* Element data from apps and pages *
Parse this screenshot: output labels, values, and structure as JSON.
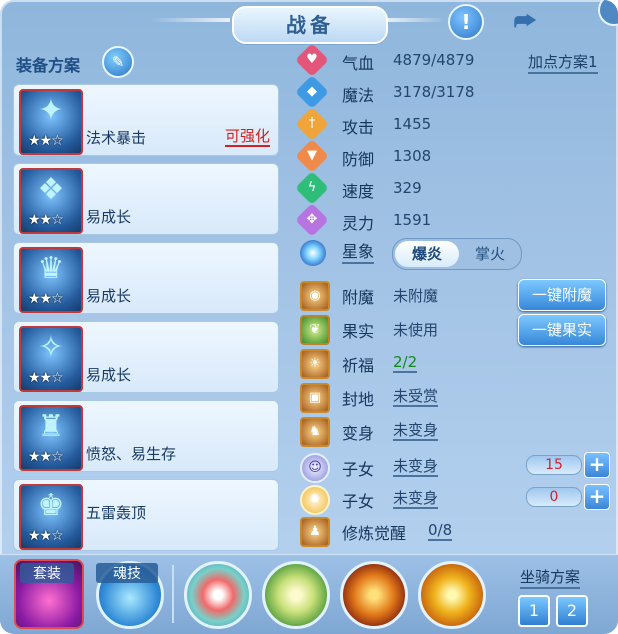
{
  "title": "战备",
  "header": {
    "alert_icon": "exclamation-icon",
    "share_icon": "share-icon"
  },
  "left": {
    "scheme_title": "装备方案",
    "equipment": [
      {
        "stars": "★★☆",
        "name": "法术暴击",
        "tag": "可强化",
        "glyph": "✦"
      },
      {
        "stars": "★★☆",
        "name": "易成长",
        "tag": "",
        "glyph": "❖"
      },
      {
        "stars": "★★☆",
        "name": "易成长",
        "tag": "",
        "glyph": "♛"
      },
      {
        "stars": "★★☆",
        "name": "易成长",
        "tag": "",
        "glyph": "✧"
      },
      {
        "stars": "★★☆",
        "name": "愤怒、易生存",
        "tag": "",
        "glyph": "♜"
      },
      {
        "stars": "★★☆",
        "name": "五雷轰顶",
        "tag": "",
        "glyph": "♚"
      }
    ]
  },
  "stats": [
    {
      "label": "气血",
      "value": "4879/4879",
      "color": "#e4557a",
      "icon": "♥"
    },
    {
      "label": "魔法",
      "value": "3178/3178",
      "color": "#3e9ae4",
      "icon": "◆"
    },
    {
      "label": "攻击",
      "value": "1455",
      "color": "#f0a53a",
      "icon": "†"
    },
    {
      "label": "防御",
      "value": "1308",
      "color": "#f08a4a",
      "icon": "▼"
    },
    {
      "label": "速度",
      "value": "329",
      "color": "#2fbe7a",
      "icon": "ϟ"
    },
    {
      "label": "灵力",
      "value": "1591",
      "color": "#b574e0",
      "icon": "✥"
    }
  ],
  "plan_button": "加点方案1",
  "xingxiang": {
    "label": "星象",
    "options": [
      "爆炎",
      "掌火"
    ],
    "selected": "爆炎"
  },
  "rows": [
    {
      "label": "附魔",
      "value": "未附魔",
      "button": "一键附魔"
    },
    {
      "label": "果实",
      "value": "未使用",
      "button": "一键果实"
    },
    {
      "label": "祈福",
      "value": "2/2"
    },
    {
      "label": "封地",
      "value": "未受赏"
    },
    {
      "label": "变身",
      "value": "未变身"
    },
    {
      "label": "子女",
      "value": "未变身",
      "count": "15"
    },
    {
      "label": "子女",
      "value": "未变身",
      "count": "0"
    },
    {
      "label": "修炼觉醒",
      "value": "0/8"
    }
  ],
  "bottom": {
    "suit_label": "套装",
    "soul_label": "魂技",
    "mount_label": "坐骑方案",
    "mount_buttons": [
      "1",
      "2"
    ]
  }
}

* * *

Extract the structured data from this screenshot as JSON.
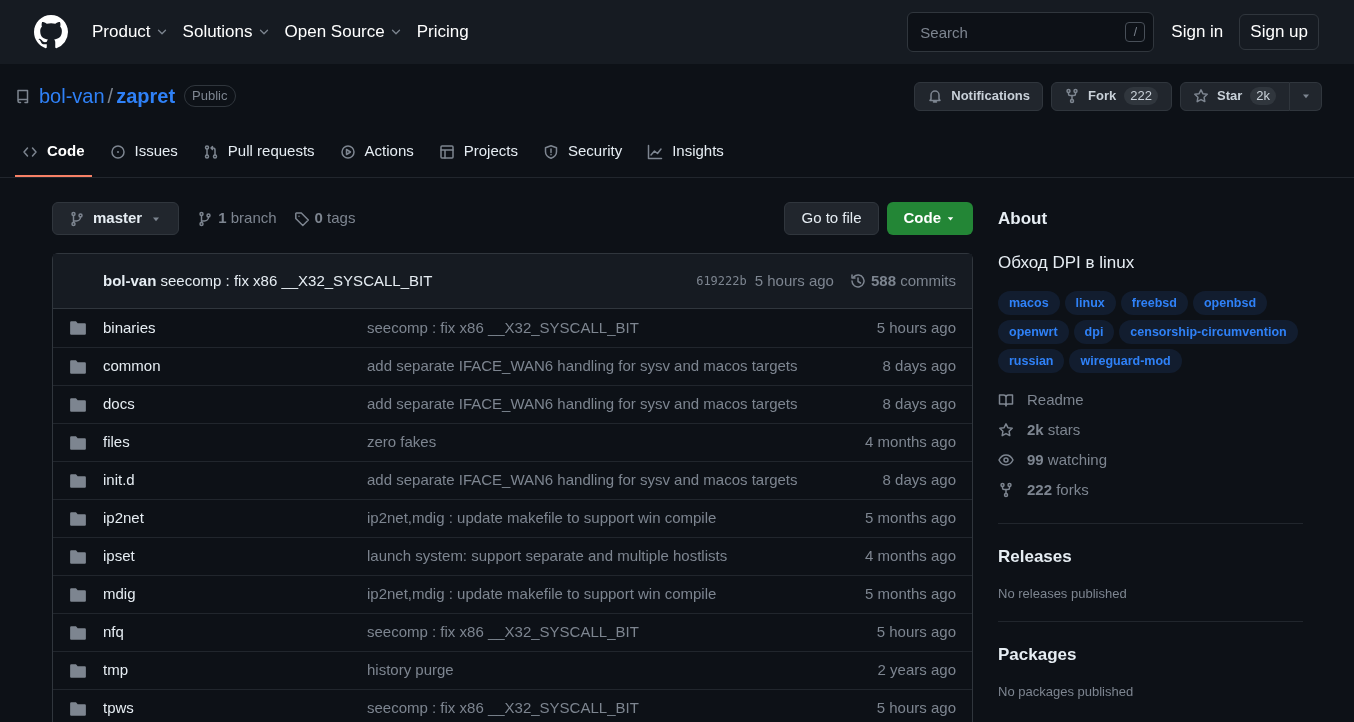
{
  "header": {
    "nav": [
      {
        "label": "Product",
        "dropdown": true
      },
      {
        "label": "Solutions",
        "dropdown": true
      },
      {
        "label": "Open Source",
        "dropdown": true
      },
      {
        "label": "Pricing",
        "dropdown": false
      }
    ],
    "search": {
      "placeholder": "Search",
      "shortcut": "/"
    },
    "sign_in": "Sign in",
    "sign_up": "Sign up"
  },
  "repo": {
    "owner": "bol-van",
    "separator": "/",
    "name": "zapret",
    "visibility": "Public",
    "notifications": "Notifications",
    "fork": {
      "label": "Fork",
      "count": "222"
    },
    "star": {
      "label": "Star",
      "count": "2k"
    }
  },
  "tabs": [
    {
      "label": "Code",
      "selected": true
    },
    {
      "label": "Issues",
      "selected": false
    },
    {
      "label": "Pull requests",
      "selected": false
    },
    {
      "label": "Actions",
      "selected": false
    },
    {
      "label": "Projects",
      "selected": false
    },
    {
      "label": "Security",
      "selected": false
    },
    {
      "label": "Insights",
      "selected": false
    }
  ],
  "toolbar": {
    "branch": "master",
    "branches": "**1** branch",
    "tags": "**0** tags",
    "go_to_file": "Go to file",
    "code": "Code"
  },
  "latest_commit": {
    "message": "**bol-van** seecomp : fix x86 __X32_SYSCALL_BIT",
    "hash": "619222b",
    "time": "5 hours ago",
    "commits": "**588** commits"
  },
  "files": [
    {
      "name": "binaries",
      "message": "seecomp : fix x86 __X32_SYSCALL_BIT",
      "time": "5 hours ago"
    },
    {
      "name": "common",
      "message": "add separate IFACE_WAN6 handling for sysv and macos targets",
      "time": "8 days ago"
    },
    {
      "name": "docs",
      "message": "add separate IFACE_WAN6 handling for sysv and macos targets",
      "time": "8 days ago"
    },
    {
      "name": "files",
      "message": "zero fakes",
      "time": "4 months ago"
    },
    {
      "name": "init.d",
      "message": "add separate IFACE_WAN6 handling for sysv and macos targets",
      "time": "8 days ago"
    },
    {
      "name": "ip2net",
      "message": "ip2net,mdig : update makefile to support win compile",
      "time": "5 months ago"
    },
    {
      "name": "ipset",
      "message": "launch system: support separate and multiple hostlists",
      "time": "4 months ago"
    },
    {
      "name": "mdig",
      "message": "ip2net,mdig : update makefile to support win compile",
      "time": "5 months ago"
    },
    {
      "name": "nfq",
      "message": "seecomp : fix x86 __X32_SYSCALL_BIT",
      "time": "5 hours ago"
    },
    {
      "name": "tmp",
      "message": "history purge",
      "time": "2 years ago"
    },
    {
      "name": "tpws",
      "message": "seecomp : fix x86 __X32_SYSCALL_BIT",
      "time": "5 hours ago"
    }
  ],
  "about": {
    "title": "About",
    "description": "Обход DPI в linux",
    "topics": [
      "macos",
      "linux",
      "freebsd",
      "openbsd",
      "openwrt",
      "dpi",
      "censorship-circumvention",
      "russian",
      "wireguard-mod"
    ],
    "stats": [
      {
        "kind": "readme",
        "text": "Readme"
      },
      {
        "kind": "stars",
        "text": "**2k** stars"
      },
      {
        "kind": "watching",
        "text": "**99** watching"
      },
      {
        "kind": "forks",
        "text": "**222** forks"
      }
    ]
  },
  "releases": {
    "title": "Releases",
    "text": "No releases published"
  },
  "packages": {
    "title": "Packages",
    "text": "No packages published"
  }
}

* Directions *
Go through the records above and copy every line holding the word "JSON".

* Problem solution *
Parse this screenshot: output labels, values, and structure as JSON.
Extract the structured data from this screenshot as JSON.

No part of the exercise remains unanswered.